*Problem to solve*. Please return every line of the records below that contains the word "icon".
#### Records for this exercise ####
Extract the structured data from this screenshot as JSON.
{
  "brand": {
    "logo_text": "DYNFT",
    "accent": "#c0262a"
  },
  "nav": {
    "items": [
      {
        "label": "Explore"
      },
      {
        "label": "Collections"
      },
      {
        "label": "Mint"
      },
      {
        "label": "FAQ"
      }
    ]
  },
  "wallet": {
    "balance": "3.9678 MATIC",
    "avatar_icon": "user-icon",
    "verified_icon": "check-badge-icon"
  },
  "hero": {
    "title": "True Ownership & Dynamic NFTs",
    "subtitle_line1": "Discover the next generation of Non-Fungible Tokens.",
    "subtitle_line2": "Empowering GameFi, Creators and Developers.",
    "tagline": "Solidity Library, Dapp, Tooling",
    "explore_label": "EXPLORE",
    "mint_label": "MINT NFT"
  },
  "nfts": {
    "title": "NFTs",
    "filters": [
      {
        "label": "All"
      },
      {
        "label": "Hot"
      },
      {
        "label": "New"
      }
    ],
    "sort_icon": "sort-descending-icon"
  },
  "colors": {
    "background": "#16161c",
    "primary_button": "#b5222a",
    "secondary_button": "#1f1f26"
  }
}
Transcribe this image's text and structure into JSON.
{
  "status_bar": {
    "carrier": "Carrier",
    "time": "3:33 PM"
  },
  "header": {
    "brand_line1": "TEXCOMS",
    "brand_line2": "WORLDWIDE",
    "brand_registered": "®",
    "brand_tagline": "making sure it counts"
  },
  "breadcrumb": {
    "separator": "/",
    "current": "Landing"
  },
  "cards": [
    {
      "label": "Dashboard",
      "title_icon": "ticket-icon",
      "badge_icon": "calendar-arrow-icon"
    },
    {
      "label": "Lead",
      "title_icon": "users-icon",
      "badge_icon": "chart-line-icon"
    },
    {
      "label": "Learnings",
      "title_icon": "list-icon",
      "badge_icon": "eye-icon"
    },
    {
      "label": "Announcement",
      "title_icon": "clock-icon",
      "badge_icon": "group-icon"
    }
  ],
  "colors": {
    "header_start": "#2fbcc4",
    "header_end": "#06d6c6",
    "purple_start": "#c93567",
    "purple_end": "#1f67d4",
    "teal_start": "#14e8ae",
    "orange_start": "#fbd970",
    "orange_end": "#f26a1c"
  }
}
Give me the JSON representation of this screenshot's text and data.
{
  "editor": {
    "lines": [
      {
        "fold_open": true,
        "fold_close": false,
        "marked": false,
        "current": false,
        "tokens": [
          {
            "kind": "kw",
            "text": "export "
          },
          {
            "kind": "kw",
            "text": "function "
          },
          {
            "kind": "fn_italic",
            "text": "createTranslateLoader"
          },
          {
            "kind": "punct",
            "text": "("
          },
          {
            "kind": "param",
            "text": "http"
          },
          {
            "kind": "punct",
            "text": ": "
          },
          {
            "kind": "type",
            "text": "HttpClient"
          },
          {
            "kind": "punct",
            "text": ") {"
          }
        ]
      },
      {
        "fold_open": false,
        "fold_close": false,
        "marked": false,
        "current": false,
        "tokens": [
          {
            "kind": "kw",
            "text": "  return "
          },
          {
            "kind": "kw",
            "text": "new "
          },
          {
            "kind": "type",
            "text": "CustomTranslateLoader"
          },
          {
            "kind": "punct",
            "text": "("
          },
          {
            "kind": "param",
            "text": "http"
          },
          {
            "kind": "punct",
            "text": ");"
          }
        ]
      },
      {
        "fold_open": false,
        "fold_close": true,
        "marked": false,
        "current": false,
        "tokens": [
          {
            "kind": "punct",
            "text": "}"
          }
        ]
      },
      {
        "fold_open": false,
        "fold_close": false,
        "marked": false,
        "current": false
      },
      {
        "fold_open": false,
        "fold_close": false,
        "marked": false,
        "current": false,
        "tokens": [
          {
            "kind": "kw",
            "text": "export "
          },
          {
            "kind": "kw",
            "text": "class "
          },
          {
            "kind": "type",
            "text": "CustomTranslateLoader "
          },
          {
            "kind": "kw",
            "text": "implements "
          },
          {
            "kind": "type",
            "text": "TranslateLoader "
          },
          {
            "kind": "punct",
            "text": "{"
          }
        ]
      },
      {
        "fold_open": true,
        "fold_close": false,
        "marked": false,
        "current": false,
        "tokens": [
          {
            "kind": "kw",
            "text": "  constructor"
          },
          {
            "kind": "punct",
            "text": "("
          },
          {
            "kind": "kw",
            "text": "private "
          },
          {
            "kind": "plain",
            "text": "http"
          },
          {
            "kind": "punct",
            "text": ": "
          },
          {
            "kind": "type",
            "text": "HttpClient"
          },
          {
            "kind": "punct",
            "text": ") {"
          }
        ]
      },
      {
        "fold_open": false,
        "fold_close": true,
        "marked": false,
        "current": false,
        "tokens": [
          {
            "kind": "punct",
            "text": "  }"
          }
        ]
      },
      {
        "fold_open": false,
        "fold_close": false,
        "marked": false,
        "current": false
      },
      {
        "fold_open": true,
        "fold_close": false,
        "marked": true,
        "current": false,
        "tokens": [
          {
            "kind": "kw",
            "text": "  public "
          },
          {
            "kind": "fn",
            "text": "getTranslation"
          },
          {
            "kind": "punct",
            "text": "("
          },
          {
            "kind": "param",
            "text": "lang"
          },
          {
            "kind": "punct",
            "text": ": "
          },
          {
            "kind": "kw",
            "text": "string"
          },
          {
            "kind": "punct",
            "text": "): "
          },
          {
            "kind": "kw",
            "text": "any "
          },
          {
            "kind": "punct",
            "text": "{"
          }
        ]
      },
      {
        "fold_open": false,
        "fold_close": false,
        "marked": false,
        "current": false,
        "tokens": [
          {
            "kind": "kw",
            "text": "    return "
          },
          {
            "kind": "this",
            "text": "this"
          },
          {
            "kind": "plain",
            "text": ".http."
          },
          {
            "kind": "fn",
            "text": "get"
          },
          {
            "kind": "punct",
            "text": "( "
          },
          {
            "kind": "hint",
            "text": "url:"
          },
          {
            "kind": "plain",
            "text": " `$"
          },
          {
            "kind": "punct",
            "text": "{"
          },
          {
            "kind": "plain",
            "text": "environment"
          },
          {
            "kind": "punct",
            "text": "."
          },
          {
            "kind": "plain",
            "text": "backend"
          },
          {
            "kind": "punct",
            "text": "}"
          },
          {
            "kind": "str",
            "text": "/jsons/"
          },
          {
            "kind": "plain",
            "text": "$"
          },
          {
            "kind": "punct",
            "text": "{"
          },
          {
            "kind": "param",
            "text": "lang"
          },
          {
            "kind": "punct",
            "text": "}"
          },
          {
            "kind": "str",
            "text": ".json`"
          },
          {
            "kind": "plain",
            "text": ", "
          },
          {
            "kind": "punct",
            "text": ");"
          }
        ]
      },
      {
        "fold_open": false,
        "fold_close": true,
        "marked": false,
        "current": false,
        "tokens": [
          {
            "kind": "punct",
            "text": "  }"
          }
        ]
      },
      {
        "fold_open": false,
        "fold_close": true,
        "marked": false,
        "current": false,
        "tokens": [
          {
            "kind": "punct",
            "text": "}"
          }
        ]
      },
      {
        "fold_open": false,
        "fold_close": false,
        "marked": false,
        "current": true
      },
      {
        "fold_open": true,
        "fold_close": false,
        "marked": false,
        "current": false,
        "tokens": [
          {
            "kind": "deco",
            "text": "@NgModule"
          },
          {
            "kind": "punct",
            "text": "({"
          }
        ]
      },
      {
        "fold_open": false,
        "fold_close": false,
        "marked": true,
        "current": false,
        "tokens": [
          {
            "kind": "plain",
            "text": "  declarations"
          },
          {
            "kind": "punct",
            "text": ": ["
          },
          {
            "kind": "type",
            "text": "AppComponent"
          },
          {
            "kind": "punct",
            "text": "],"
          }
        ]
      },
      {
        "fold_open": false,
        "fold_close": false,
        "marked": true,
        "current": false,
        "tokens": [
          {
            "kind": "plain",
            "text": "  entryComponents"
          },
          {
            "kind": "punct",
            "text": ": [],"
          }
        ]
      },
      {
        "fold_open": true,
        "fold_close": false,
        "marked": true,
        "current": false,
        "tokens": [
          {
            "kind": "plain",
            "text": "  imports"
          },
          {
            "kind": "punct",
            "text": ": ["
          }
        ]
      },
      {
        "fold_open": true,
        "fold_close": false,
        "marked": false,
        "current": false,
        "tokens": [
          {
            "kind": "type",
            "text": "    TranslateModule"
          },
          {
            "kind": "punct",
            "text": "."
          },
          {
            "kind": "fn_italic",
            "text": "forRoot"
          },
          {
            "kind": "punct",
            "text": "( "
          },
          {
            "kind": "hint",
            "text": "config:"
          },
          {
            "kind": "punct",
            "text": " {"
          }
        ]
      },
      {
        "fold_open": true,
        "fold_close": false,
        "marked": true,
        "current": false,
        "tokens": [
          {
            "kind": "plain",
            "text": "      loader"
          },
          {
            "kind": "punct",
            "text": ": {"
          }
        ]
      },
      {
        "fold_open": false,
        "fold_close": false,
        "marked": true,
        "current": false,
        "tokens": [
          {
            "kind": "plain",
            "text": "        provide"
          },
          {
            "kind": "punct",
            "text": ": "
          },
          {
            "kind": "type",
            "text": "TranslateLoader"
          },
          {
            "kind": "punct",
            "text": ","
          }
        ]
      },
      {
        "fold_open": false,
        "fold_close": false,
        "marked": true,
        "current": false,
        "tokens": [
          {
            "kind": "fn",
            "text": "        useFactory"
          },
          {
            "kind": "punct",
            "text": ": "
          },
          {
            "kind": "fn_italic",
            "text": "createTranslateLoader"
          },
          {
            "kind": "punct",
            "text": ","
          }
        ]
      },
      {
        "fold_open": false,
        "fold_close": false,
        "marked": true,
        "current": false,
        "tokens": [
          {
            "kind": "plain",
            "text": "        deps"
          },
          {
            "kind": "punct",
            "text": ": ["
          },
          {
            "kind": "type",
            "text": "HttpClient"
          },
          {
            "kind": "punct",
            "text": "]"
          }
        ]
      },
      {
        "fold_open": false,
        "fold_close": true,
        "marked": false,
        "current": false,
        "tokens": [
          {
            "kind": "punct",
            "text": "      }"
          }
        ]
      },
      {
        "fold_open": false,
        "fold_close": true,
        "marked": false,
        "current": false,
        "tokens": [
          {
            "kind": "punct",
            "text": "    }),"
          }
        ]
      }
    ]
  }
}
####
*Task output*.
    "avatar_icon": "user-icon",
    "verified_icon": "check-badge-icon"
    "sort_icon": "sort-descending-icon"
      "title_icon": "ticket-icon",
      "badge_icon": "calendar-arrow-icon"
      "title_icon": "users-icon",
      "badge_icon": "chart-line-icon"
      "title_icon": "list-icon",
      "badge_icon": "eye-icon"
      "title_icon": "clock-icon",
      "badge_icon": "group-icon"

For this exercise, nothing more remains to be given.